**WHAT IS NEEDED:** Where in the data below does the word "Liza" appear? Copy every line that has it.

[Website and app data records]

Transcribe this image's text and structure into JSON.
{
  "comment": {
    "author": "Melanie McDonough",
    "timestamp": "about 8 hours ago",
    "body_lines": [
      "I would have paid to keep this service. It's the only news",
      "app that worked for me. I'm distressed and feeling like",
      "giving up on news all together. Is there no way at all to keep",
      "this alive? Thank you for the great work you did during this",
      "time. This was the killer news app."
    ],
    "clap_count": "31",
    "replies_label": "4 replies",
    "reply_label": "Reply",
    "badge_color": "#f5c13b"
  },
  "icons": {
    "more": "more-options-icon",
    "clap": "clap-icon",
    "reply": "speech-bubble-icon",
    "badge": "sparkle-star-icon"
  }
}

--

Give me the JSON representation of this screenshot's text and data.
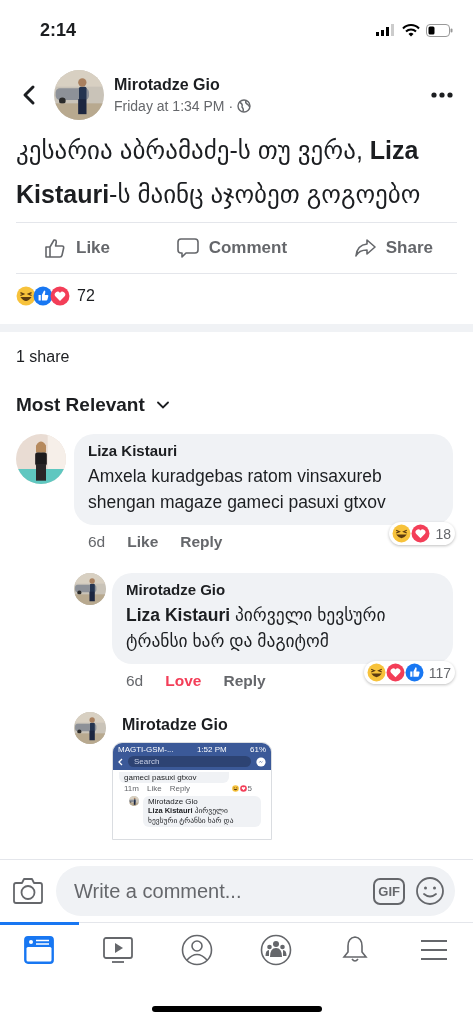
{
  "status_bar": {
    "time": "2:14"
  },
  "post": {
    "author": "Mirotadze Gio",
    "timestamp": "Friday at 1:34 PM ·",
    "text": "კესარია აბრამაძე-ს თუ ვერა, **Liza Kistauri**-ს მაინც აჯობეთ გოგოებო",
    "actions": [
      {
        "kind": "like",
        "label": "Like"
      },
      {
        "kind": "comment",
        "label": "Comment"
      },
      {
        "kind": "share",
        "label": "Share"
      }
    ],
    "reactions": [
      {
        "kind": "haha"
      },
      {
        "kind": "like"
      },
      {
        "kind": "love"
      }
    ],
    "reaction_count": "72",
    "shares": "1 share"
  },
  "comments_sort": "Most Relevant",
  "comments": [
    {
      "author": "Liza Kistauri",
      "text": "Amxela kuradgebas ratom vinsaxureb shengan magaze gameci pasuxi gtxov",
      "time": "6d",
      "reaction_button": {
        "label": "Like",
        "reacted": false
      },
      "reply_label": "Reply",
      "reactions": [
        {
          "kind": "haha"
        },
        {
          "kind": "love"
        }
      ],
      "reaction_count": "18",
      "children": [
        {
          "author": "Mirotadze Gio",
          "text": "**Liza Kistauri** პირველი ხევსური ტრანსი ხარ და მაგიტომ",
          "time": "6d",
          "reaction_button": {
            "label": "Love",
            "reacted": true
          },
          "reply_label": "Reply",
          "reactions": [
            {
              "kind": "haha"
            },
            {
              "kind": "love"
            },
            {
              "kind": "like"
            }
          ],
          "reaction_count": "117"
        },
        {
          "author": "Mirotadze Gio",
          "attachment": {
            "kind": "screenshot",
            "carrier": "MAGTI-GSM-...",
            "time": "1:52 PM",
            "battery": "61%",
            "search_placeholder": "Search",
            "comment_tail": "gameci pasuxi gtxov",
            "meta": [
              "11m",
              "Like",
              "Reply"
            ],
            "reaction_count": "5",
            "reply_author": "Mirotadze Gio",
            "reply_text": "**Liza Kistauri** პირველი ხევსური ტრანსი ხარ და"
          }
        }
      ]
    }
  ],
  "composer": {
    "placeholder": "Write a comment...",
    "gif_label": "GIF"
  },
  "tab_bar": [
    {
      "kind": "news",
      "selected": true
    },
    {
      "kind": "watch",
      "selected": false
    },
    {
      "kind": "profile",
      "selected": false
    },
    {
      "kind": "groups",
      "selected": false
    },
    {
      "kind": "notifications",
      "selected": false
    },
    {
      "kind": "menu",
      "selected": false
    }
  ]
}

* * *

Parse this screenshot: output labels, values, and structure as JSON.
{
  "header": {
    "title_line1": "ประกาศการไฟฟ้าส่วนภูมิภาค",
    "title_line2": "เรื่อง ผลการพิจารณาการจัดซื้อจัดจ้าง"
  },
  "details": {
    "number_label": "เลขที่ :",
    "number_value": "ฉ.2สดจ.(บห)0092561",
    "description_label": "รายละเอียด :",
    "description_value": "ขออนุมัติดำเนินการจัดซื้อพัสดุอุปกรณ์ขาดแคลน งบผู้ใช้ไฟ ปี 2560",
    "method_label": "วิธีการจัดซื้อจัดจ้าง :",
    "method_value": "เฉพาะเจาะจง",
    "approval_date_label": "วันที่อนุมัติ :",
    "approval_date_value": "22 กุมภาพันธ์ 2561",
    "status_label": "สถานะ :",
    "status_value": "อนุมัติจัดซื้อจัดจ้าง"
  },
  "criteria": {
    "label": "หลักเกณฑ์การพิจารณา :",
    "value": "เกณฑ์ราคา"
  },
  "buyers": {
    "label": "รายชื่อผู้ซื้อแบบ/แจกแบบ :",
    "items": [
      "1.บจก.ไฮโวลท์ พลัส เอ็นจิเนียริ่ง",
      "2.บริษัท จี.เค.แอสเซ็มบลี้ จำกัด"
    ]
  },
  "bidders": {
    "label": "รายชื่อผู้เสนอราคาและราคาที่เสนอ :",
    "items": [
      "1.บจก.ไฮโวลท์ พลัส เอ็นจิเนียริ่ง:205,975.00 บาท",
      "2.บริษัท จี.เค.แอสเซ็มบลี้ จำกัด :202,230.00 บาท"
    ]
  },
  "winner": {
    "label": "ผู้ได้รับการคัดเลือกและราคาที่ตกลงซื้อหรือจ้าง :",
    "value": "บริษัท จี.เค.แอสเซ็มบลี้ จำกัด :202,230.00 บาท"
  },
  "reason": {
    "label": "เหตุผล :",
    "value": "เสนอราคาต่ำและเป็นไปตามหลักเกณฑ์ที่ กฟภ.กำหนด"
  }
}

**RESPONSE TO THIS TASK:**
    "text": "კესარია აბრამაძე-ს თუ ვერა, **Liza Kistauri**-ს მაინც აჯობეთ გოგოებო",
      "author": "Liza Kistauri",
          "text": "**Liza Kistauri** პირველი ხევსური ტრანსი ხარ და მაგიტომ",
            "reply_text": "**Liza Kistauri** პირველი ხევსური ტრანსი ხარ და"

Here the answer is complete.